:: TRY IT ::
The lines you return must be all those in the data that hold the string "byte".

:: SOURCE RECORDS ::
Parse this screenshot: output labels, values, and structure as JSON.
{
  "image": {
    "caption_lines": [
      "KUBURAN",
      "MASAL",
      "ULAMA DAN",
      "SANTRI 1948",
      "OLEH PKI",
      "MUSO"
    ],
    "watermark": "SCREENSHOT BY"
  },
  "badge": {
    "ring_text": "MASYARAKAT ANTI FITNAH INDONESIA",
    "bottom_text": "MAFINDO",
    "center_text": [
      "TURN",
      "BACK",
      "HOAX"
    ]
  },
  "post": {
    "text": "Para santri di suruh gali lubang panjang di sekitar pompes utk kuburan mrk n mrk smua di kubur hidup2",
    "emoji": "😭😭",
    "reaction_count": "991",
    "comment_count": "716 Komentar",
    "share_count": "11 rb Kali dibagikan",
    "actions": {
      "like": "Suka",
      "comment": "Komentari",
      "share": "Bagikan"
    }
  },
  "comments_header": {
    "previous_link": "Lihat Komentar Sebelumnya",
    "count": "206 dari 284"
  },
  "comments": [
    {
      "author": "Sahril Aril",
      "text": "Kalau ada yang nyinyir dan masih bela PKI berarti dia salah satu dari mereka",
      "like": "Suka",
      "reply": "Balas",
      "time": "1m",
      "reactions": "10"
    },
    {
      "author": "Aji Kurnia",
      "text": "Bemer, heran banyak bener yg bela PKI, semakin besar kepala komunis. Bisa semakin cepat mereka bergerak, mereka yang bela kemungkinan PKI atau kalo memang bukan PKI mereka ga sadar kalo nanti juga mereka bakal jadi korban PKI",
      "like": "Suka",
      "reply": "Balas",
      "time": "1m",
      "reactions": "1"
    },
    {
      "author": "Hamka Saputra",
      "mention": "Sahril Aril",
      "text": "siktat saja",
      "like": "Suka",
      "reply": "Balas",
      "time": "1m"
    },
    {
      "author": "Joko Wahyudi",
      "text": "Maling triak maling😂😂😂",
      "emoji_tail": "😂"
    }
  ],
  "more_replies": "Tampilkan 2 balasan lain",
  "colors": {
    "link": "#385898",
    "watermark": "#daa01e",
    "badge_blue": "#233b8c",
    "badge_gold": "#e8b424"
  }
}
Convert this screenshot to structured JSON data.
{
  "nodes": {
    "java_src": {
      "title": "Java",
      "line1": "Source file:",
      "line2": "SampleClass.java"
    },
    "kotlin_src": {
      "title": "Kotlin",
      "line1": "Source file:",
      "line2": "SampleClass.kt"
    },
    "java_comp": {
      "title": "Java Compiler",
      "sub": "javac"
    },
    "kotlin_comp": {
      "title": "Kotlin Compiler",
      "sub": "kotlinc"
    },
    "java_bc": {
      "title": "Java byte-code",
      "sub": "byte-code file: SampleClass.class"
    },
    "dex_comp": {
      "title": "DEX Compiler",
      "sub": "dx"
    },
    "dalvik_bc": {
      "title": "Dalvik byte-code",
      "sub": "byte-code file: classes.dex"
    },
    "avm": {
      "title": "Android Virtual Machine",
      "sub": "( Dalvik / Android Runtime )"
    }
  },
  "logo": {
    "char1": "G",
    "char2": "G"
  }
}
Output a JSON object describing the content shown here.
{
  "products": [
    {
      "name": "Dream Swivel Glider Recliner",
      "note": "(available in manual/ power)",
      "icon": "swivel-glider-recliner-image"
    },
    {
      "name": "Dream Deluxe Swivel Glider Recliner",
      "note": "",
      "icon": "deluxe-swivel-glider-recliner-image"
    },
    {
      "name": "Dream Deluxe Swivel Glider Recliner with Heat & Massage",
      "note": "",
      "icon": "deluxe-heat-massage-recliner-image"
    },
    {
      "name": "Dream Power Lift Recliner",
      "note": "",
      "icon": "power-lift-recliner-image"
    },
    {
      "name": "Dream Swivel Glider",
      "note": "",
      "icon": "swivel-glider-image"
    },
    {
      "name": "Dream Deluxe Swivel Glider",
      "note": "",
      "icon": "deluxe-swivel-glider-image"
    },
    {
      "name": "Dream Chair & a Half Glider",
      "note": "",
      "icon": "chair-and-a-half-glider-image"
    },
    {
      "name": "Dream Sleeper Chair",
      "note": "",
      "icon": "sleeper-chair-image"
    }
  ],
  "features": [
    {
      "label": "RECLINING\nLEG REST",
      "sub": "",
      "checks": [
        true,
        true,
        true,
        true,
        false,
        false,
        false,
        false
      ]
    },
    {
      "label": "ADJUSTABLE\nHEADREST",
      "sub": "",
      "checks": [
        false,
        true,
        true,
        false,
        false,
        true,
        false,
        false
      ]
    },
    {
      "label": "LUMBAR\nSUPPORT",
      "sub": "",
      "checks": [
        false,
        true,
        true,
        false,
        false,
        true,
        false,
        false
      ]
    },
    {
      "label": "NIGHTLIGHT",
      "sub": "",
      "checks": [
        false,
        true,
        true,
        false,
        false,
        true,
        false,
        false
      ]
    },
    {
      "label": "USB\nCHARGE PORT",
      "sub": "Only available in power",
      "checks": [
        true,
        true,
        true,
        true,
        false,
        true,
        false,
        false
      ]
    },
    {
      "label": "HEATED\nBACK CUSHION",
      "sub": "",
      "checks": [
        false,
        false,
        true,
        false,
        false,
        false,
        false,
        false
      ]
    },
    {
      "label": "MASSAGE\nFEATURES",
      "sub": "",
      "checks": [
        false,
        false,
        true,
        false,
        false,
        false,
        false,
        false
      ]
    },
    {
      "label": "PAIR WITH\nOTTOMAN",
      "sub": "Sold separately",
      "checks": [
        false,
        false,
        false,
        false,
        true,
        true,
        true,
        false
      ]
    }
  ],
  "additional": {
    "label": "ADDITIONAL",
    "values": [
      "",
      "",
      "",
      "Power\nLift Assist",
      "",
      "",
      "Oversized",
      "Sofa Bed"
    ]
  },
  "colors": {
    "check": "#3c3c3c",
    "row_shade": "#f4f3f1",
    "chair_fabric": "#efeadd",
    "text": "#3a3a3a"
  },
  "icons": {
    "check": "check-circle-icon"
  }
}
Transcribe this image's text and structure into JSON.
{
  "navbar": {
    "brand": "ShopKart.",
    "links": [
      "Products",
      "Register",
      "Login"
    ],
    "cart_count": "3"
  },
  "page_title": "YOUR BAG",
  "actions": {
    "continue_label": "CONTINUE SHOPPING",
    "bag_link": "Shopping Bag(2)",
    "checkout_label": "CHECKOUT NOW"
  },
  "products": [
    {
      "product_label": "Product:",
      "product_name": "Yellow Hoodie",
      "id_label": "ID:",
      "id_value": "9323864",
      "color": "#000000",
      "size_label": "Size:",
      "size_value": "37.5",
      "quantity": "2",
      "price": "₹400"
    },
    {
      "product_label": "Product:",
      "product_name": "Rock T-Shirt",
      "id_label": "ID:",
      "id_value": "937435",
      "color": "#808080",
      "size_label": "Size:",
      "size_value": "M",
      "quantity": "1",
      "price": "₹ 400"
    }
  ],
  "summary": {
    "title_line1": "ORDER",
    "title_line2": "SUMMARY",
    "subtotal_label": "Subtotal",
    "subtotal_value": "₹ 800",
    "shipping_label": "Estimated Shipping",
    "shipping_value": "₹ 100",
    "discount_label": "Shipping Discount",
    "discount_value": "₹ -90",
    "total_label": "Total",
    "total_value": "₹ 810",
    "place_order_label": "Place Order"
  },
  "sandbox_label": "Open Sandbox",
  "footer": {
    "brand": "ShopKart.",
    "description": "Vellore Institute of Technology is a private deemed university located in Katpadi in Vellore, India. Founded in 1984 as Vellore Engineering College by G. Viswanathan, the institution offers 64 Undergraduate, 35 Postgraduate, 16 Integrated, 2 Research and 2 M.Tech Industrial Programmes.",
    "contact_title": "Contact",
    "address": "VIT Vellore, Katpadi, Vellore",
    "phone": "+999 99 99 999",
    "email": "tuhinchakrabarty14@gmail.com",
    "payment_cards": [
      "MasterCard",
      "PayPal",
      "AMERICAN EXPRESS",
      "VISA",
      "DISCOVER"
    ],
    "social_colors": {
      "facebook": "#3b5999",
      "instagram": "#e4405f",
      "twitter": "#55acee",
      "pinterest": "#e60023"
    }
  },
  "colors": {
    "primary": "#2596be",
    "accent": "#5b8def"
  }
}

:: ANSWER BELOW ::
      "title": "Java byte-code",
      "sub": "byte-code file: SampleClass.class"
      "title": "Dalvik byte-code",
      "sub": "byte-code file: classes.dex"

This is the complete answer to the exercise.